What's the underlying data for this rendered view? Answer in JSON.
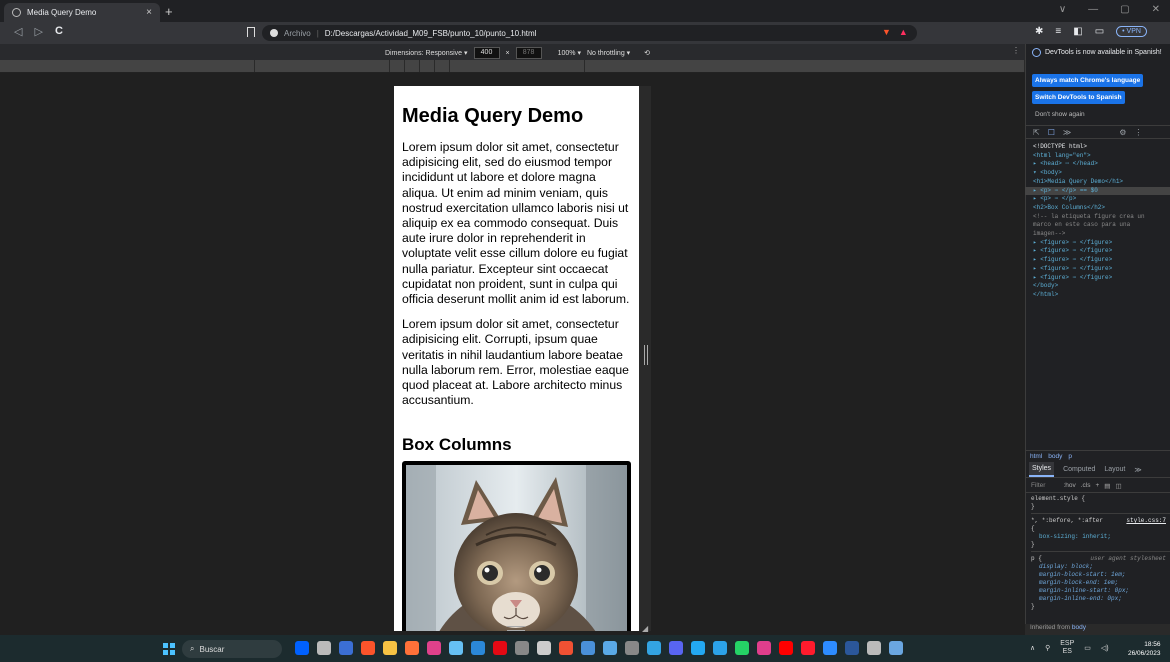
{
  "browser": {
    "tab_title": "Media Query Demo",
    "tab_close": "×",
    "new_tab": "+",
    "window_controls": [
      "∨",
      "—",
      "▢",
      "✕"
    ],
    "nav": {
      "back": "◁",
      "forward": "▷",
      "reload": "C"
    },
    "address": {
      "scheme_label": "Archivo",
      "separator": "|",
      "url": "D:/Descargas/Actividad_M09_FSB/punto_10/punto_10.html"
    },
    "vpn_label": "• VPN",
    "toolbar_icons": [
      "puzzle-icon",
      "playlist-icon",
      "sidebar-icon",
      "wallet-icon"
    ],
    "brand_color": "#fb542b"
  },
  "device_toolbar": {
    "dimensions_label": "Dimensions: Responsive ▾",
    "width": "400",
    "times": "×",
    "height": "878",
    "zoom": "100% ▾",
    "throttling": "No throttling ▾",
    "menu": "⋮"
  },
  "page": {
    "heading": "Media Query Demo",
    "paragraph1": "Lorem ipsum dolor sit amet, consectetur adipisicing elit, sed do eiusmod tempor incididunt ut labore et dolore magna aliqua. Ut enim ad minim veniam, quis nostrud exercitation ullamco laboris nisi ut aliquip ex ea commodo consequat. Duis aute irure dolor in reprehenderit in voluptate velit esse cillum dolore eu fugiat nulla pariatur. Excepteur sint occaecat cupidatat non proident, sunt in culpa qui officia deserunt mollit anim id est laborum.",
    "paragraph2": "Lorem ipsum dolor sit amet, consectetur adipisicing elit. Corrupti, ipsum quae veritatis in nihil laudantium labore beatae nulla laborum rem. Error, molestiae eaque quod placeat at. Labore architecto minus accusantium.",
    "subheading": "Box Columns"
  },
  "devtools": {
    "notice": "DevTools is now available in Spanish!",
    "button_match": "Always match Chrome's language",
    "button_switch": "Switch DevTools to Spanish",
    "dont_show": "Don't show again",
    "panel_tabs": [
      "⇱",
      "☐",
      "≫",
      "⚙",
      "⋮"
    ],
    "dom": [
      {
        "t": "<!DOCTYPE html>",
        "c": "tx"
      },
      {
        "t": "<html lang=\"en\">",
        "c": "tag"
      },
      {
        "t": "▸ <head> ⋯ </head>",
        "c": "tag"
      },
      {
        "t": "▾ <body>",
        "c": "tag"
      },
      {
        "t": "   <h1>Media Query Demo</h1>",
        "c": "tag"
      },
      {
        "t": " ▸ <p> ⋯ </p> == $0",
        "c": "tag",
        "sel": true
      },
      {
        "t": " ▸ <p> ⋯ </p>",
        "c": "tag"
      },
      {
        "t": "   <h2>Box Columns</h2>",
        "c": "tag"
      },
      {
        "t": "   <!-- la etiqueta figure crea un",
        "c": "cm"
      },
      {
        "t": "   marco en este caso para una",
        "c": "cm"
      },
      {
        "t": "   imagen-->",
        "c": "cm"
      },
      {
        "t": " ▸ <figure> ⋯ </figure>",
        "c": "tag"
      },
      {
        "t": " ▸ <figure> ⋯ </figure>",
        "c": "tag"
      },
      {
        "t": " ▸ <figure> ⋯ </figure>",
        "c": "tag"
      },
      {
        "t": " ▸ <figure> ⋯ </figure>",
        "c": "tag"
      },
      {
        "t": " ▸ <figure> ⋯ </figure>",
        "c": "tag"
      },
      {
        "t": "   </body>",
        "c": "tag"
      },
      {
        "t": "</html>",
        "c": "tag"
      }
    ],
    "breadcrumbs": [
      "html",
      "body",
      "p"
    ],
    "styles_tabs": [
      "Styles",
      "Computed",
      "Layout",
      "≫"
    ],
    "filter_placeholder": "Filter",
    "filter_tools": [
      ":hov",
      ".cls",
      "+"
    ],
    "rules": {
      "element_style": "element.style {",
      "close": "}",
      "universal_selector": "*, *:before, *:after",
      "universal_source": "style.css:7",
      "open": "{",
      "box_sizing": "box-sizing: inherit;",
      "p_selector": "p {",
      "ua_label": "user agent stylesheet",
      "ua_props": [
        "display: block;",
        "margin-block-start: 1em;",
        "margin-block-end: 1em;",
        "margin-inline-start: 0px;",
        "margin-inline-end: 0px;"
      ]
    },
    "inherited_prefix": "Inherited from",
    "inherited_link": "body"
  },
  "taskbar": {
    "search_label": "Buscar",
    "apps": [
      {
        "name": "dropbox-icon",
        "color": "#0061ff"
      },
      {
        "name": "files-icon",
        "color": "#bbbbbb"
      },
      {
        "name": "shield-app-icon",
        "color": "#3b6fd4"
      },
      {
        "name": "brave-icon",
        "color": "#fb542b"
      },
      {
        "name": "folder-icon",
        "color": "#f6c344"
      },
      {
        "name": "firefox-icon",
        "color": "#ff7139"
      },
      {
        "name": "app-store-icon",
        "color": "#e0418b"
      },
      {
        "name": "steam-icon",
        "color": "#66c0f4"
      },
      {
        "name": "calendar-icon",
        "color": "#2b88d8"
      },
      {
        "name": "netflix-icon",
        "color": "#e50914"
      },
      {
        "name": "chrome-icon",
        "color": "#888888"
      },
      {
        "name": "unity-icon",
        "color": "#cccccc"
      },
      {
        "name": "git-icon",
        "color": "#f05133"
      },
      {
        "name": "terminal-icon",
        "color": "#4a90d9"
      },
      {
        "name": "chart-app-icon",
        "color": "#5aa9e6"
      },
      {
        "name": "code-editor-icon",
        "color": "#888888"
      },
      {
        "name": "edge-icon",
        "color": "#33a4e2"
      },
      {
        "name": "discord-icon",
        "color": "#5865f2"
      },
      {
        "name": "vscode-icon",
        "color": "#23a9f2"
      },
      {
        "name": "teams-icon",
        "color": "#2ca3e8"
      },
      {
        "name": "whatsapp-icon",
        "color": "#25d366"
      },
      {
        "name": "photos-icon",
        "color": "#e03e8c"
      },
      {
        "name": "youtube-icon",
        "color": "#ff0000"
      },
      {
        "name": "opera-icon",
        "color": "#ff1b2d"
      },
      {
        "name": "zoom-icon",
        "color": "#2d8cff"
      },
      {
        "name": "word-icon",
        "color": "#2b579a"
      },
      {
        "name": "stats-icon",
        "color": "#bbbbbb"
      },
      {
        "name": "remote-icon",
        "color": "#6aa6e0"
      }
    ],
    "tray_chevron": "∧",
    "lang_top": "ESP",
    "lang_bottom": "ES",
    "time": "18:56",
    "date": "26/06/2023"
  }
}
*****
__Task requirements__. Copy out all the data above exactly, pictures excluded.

__The answer__.
What's the underlying data for this rendered view? Answer in JSON.
{
  "browser": {
    "tab_title": "Media Query Demo",
    "tab_close": "×",
    "new_tab": "+",
    "window_controls": [
      "∨",
      "—",
      "▢",
      "✕"
    ],
    "nav": {
      "back": "◁",
      "forward": "▷",
      "reload": "C"
    },
    "address": {
      "scheme_label": "Archivo",
      "separator": "|",
      "url": "D:/Descargas/Actividad_M09_FSB/punto_10/punto_10.html"
    },
    "vpn_label": "• VPN",
    "toolbar_icons": [
      "puzzle-icon",
      "playlist-icon",
      "sidebar-icon",
      "wallet-icon"
    ],
    "brand_color": "#fb542b"
  },
  "device_toolbar": {
    "dimensions_label": "Dimensions: Responsive ▾",
    "width": "400",
    "times": "×",
    "height": "878",
    "zoom": "100% ▾",
    "throttling": "No throttling ▾",
    "menu": "⋮"
  },
  "page": {
    "heading": "Media Query Demo",
    "paragraph1": "Lorem ipsum dolor sit amet, consectetur adipisicing elit, sed do eiusmod tempor incididunt ut labore et dolore magna aliqua. Ut enim ad minim veniam, quis nostrud exercitation ullamco laboris nisi ut aliquip ex ea commodo consequat. Duis aute irure dolor in reprehenderit in voluptate velit esse cillum dolore eu fugiat nulla pariatur. Excepteur sint occaecat cupidatat non proident, sunt in culpa qui officia deserunt mollit anim id est laborum.",
    "paragraph2": "Lorem ipsum dolor sit amet, consectetur adipisicing elit. Corrupti, ipsum quae veritatis in nihil laudantium labore beatae nulla laborum rem. Error, molestiae eaque quod placeat at. Labore architecto minus accusantium.",
    "subheading": "Box Columns"
  },
  "devtools": {
    "notice": "DevTools is now available in Spanish!",
    "button_match": "Always match Chrome's language",
    "button_switch": "Switch DevTools to Spanish",
    "dont_show": "Don't show again",
    "panel_tabs": [
      "⇱",
      "☐",
      "≫",
      "⚙",
      "⋮"
    ],
    "dom": [
      {
        "t": "<!DOCTYPE html>",
        "c": "tx"
      },
      {
        "t": "<html lang=\"en\">",
        "c": "tag"
      },
      {
        "t": "▸ <head> ⋯ </head>",
        "c": "tag"
      },
      {
        "t": "▾ <body>",
        "c": "tag"
      },
      {
        "t": "   <h1>Media Query Demo</h1>",
        "c": "tag"
      },
      {
        "t": " ▸ <p> ⋯ </p> == $0",
        "c": "tag",
        "sel": true
      },
      {
        "t": " ▸ <p> ⋯ </p>",
        "c": "tag"
      },
      {
        "t": "   <h2>Box Columns</h2>",
        "c": "tag"
      },
      {
        "t": "   <!-- la etiqueta figure crea un",
        "c": "cm"
      },
      {
        "t": "   marco en este caso para una",
        "c": "cm"
      },
      {
        "t": "   imagen-->",
        "c": "cm"
      },
      {
        "t": " ▸ <figure> ⋯ </figure>",
        "c": "tag"
      },
      {
        "t": " ▸ <figure> ⋯ </figure>",
        "c": "tag"
      },
      {
        "t": " ▸ <figure> ⋯ </figure>",
        "c": "tag"
      },
      {
        "t": " ▸ <figure> ⋯ </figure>",
        "c": "tag"
      },
      {
        "t": " ▸ <figure> ⋯ </figure>",
        "c": "tag"
      },
      {
        "t": "   </body>",
        "c": "tag"
      },
      {
        "t": "</html>",
        "c": "tag"
      }
    ],
    "breadcrumbs": [
      "html",
      "body",
      "p"
    ],
    "styles_tabs": [
      "Styles",
      "Computed",
      "Layout",
      "≫"
    ],
    "filter_placeholder": "Filter",
    "filter_tools": [
      ":hov",
      ".cls",
      "+"
    ],
    "rules": {
      "element_style": "element.style {",
      "close": "}",
      "universal_selector": "*, *:before, *:after",
      "universal_source": "style.css:7",
      "open": "{",
      "box_sizing": "box-sizing: inherit;",
      "p_selector": "p {",
      "ua_label": "user agent stylesheet",
      "ua_props": [
        "display: block;",
        "margin-block-start: 1em;",
        "margin-block-end: 1em;",
        "margin-inline-start: 0px;",
        "margin-inline-end: 0px;"
      ]
    },
    "inherited_prefix": "Inherited from",
    "inherited_link": "body"
  },
  "taskbar": {
    "search_label": "Buscar",
    "apps": [
      {
        "name": "dropbox-icon",
        "color": "#0061ff"
      },
      {
        "name": "files-icon",
        "color": "#bbbbbb"
      },
      {
        "name": "shield-app-icon",
        "color": "#3b6fd4"
      },
      {
        "name": "brave-icon",
        "color": "#fb542b"
      },
      {
        "name": "folder-icon",
        "color": "#f6c344"
      },
      {
        "name": "firefox-icon",
        "color": "#ff7139"
      },
      {
        "name": "app-store-icon",
        "color": "#e0418b"
      },
      {
        "name": "steam-icon",
        "color": "#66c0f4"
      },
      {
        "name": "calendar-icon",
        "color": "#2b88d8"
      },
      {
        "name": "netflix-icon",
        "color": "#e50914"
      },
      {
        "name": "chrome-icon",
        "color": "#888888"
      },
      {
        "name": "unity-icon",
        "color": "#cccccc"
      },
      {
        "name": "git-icon",
        "color": "#f05133"
      },
      {
        "name": "terminal-icon",
        "color": "#4a90d9"
      },
      {
        "name": "chart-app-icon",
        "color": "#5aa9e6"
      },
      {
        "name": "code-editor-icon",
        "color": "#888888"
      },
      {
        "name": "edge-icon",
        "color": "#33a4e2"
      },
      {
        "name": "discord-icon",
        "color": "#5865f2"
      },
      {
        "name": "vscode-icon",
        "color": "#23a9f2"
      },
      {
        "name": "teams-icon",
        "color": "#2ca3e8"
      },
      {
        "name": "whatsapp-icon",
        "color": "#25d366"
      },
      {
        "name": "photos-icon",
        "color": "#e03e8c"
      },
      {
        "name": "youtube-icon",
        "color": "#ff0000"
      },
      {
        "name": "opera-icon",
        "color": "#ff1b2d"
      },
      {
        "name": "zoom-icon",
        "color": "#2d8cff"
      },
      {
        "name": "word-icon",
        "color": "#2b579a"
      },
      {
        "name": "stats-icon",
        "color": "#bbbbbb"
      },
      {
        "name": "remote-icon",
        "color": "#6aa6e0"
      }
    ],
    "tray_chevron": "∧",
    "lang_top": "ESP",
    "lang_bottom": "ES",
    "time": "18:56",
    "date": "26/06/2023"
  }
}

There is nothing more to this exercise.